Doctor Beet was alarmed to notice that his LG TV was showing him ads on its home screen; he investigated and discovered a hidden, undocumented setting to switch off collection of his viewing habits. Still suspicious, he monitored the packets flowing from his TV's network interface and discovered that even with the "data-collection off" setting engaged, the TV still phoned home with the name of every program it showed, as well as the filenames of every video he loaded over its USB interface. All of this data was sent in the clear to LG's servers.
When he contacted LG, they told him that "unfortunately" he had consented to this by clicking through the EULA, and advised him that it was something he had to take up with the store where he bought the set, because they should have told him about the spying before selling it to him.
This information appears to be sent back unencrypted and in the clear to LG every time you change channel, even if you have gone to the trouble of changing the setting above to switch collection of viewing information off.
It was at this point, I made an even more disturbing find within the packet data dumps. I noticed filenames were being posted to LG's servers and that these filenames were ones stored on my external USB hard drive. To demonstrate this, I created a mock avi file and copied it to a USB stick.
This file didn't really contain "midget porn" at all, I renamed it to make sure it had a unique filename that I could spot easily in the data and one that was unlikely to come from a broadcast source.
And sure enough, there it was...
LG Smart TVs logging USB filenames and viewing info to LG servers
SOG’s $60 Sync II “wearable belt buckle” multitool isn’t the only multitool/buckle on the market, but it does add a couple very sensible innovations, like a clip-on/clip-off base that lets you use your tool without taking off your belt, and a squared-off form factor (like a pair of folding travel sewing scissors) that adapts the […]
This week on Cool Tools’ Maker Update: Kitty Grabs Gold, a beer cooler that follows you, the Circuit Playground Express, Adafruit and Microsoft, Other Machine Co. and Bre Pettis, Tinkercad Lego export, a great kit for gadget and toy hacking, and Maker Faires.
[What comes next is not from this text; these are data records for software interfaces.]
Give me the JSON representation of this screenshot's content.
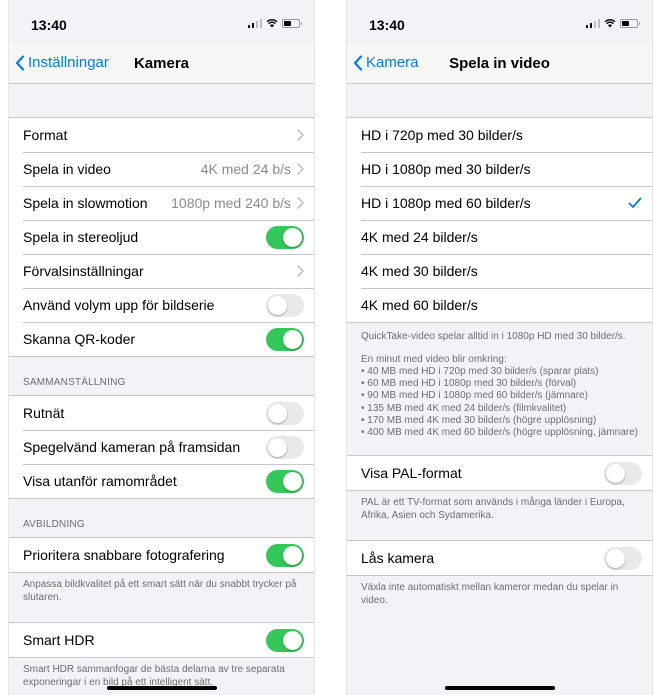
{
  "left": {
    "status": {
      "time": "13:40"
    },
    "nav": {
      "back_label": "Inställningar",
      "title": "Kamera"
    },
    "group1": [
      {
        "label": "Format",
        "value": "",
        "type": "chevron"
      },
      {
        "label": "Spela in video",
        "value": "4K med 24 b/s",
        "type": "chevron"
      },
      {
        "label": "Spela in slowmotion",
        "value": "1080p med 240 b/s",
        "type": "chevron"
      },
      {
        "label": "Spela in stereoljud",
        "type": "toggle",
        "on": true
      },
      {
        "label": "Förvalsinställningar",
        "value": "",
        "type": "chevron"
      },
      {
        "label": "Använd volym upp för bildserie",
        "type": "toggle",
        "on": false
      },
      {
        "label": "Skanna QR-koder",
        "type": "toggle",
        "on": true
      }
    ],
    "composition": {
      "header": "SAMMANSTÄLLNING",
      "rows": [
        {
          "label": "Rutnät",
          "on": false
        },
        {
          "label": "Spegelvänd kameran på framsidan",
          "on": false
        },
        {
          "label": "Visa utanför ramområdet",
          "on": true
        }
      ]
    },
    "capture": {
      "header": "AVBILDNING",
      "row_label": "Prioritera snabbare fotografering",
      "row_on": true,
      "footer": "Anpassa bildkvalitet på ett smart sätt när du snabbt trycker på slutaren."
    },
    "hdr": {
      "row_label": "Smart HDR",
      "row_on": true,
      "footer": "Smart HDR sammanfogar de bästa delarna av tre separata exponeringar i en bild på ett intelligent sätt."
    }
  },
  "right": {
    "status": {
      "time": "13:40"
    },
    "nav": {
      "back_label": "Kamera",
      "title": "Spela in video"
    },
    "formats": [
      {
        "label": "HD i 720p med 30 bilder/s",
        "selected": false
      },
      {
        "label": "HD i 1080p med 30 bilder/s",
        "selected": false
      },
      {
        "label": "HD i 1080p med 60 bilder/s",
        "selected": true
      },
      {
        "label": "4K med 24 bilder/s",
        "selected": false
      },
      {
        "label": "4K med 30 bilder/s",
        "selected": false
      },
      {
        "label": "4K med 60 bilder/s",
        "selected": false
      }
    ],
    "info": {
      "quicktake": "QuickTake-video spelar alltid in i 1080p HD med 30 bilder/s.",
      "minute_intro": "En minut med video blir omkring:",
      "lines": [
        "• 40 MB med HD i 720p med 30 bilder/s (sparar plats)",
        "• 60 MB med HD i 1080p med 30 bilder/s (förval)",
        "• 90 MB med HD i 1080p med 60 bilder/s (jämnare)",
        "• 135 MB med 4K med 24 bilder/s (filmkvalitet)",
        "• 170 MB med 4K med 30 bilder/s (högre upplösning)",
        "• 400 MB med 4K med 60 bilder/s (högre upplösning, jämnare)"
      ]
    },
    "pal": {
      "label": "Visa PAL-format",
      "on": false,
      "footer": "PAL är ett TV-format som används i många länder i Europa, Afrika, Asien och Sydamerika."
    },
    "lock": {
      "label": "Lås kamera",
      "on": false,
      "footer": "Växla inte automatiskt mellan kameror medan du spelar in video."
    }
  },
  "colors": {
    "accent": "#007aff",
    "toggle_on": "#34c759",
    "toggle_off": "#e9e9eb"
  }
}
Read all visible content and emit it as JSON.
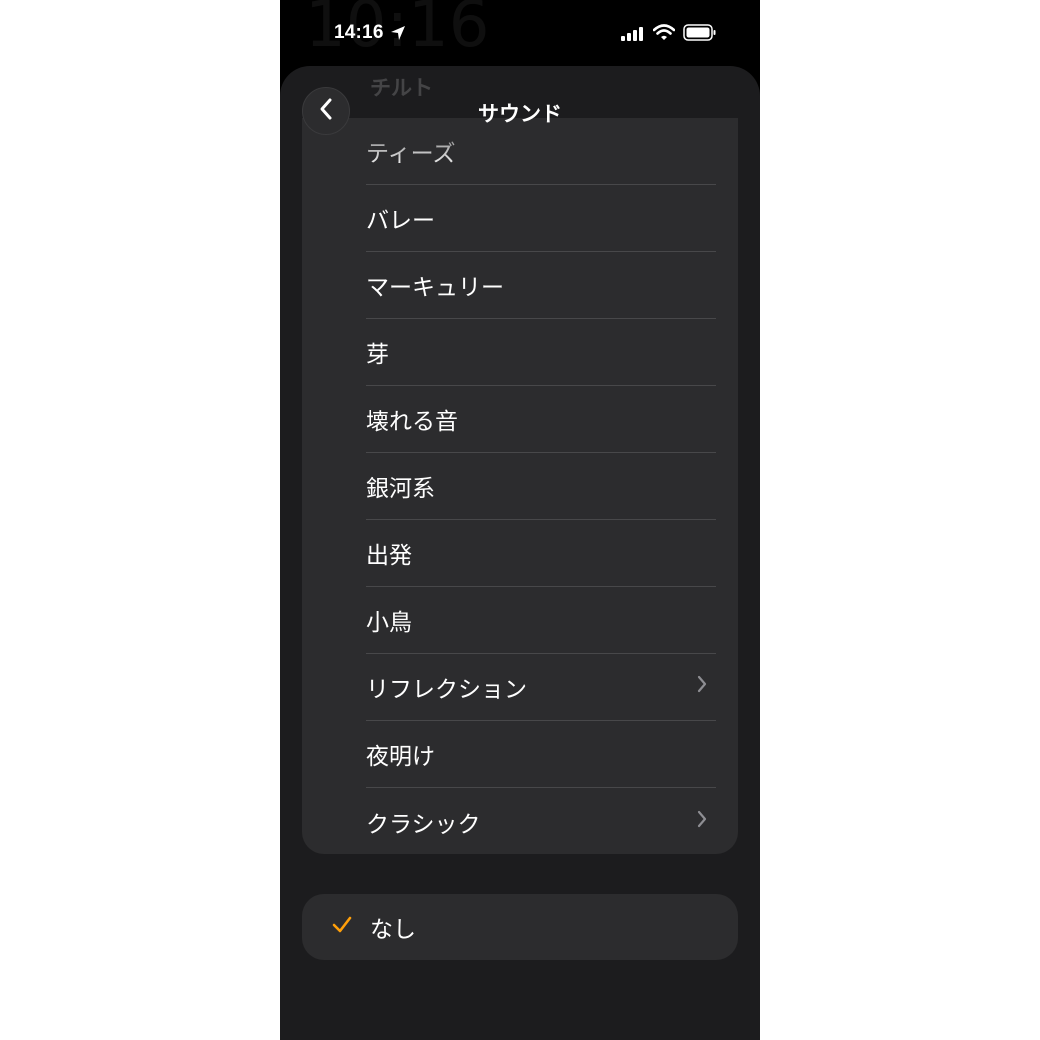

Our featured Cool Tool is the iFixit Electronics Tool Kit. Check out […]
The mechanical Royal Kludge keyboard (Update: in stock here) seems to do well with Amazon reviewers, but there are no guarantees you’ll receive one with the coveted OFF/NO switch.
If you are camping during rainy season, or just want a TSA-approved lighter, these plasma torches make perfect travel companions. These gas-free lighters create a small plasma beam that’s safer than butane to use and more environmentally friendly. It creates a super-hot, splashproof flame so you can get a campfire going, or have a smoke […]
If you don’t want to get stuck footing the bill for a hit and run, this dashboard-mounted camera offers up to 2K resolution to make sure you always have a reliable witness, and it’s available in the Boing Boing Store for 30% off it’s usual price.The PapaGo mounts unobtrusively to your windshield to see everything […]
While some people still maintain that everything in Apple’s walled garden “just works” and is immune to the rampant malware of the Windows world, the reality is different. The Mac’s growing market share has made it a much more viable target for malicious actors, and its built-in tools aren’t always enough to fix things. Drive […]